Blog entry 2.2.2021
We have hit the jackpot here in Gozo with Father Eddie.
He is not only a priest but also really a human being and for the people and with them. He knows his sheeps and you can see the great love he has for life.
With humour and enthusiasm, he introduces us to very special people for Face Europe.
And everyone joins in! So in Gozo we are now on portrait no. 9 and tomorrow will be no. 10.
Father Eddie even offered us his hospitality for a room. We gladly accept the shower invitation, but of course we will sleep in Big Fredi.

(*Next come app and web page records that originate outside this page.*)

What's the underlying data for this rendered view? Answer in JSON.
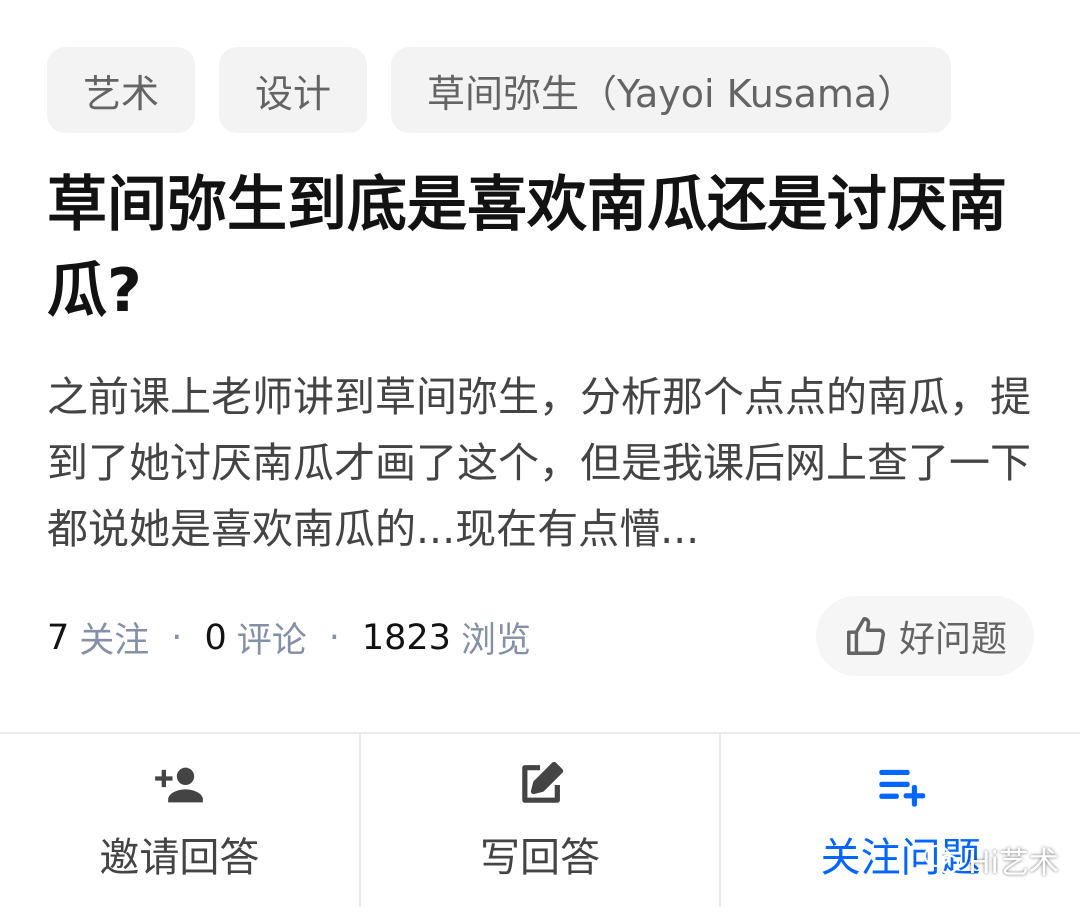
{
  "topics": [
    "艺术",
    "设计",
    "草间弥生（Yayoi Kusama）"
  ],
  "question": {
    "title": "草间弥生到底是喜欢南瓜还是讨厌南瓜?",
    "excerpt": "之前课上老师讲到草间弥生，分析那个点点的南瓜，提到了她讨厌南瓜才画了这个，但是我课后网上查了一下都说她是喜欢南瓜的...现在有点懵..."
  },
  "stats": {
    "follow_count": "7",
    "follow_label": "关注",
    "comment_count": "0",
    "comment_label": "评论",
    "view_count": "1823",
    "view_label": "浏览",
    "separator": "·"
  },
  "good_question": {
    "label": "好问题",
    "icon": "thumbs-up-icon"
  },
  "actions": [
    {
      "label": "邀请回答",
      "icon": "add-person-icon"
    },
    {
      "label": "写回答",
      "icon": "edit-icon"
    },
    {
      "label": "关注问题",
      "icon": "playlist-add-icon"
    }
  ],
  "watermark": {
    "text": "Hi艺术",
    "icon": "wechat-icon"
  },
  "colors": {
    "accent": "#0066ff",
    "text": "#121212",
    "muted": "#8590a6",
    "chip_bg": "#f3f3f3"
  }
}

We were also invited to breakfast together. It was delicious. Sara entertained us with regional delicacies. When you can taste the food – as it is eaten at home in the country and not necessarily served in a restaurant – it is an absolute highlight. We appreciate this very much and enrich our table accordingly with new dishes.
In the car park, where we have been standing rooted to the spot for over a week now, there is always something to experience.
The rubbish system is interesting, and we have now had it explained to us. The different coloured rubbish bags with the separated waste are placed on the pavements on certain days of the week and collected by the rubbish collectors. Residual waste is collected three times a week and organic waste and plastic waste once a week each.
Once a month there is an extra rubbish truck that collects batteries, metals, clothes and polystyrene. In addition, 3 people are present to educate the people and draw their attention to waste separation.
A table and armchairs make the whole situation look very cosy. The cart stands in the same place for 4 hours. Everyone who puts something into the thick belly of the rubbish truck also gets a slip of paper and his name is registered.
We are actually standing in a public car park. However, as we found out, we are actually standing in the open-air workshop of Georg, the mechanic.
All the vehicles next to us are his cars to be repaired. But what is even stranger are the working hours. Georg works on the cars until deep into the night. He doesn’t go to sleep before 2 a.m. and in the morning he continues to “tinker”.
Several times a day there is also loud honking from the baker and the greengrocer. The travelling shops are something very special, not only in the countryside, but also here in the middle of Victoria.
A few times a day there is also melodious church ringing, which sounds very pleasant.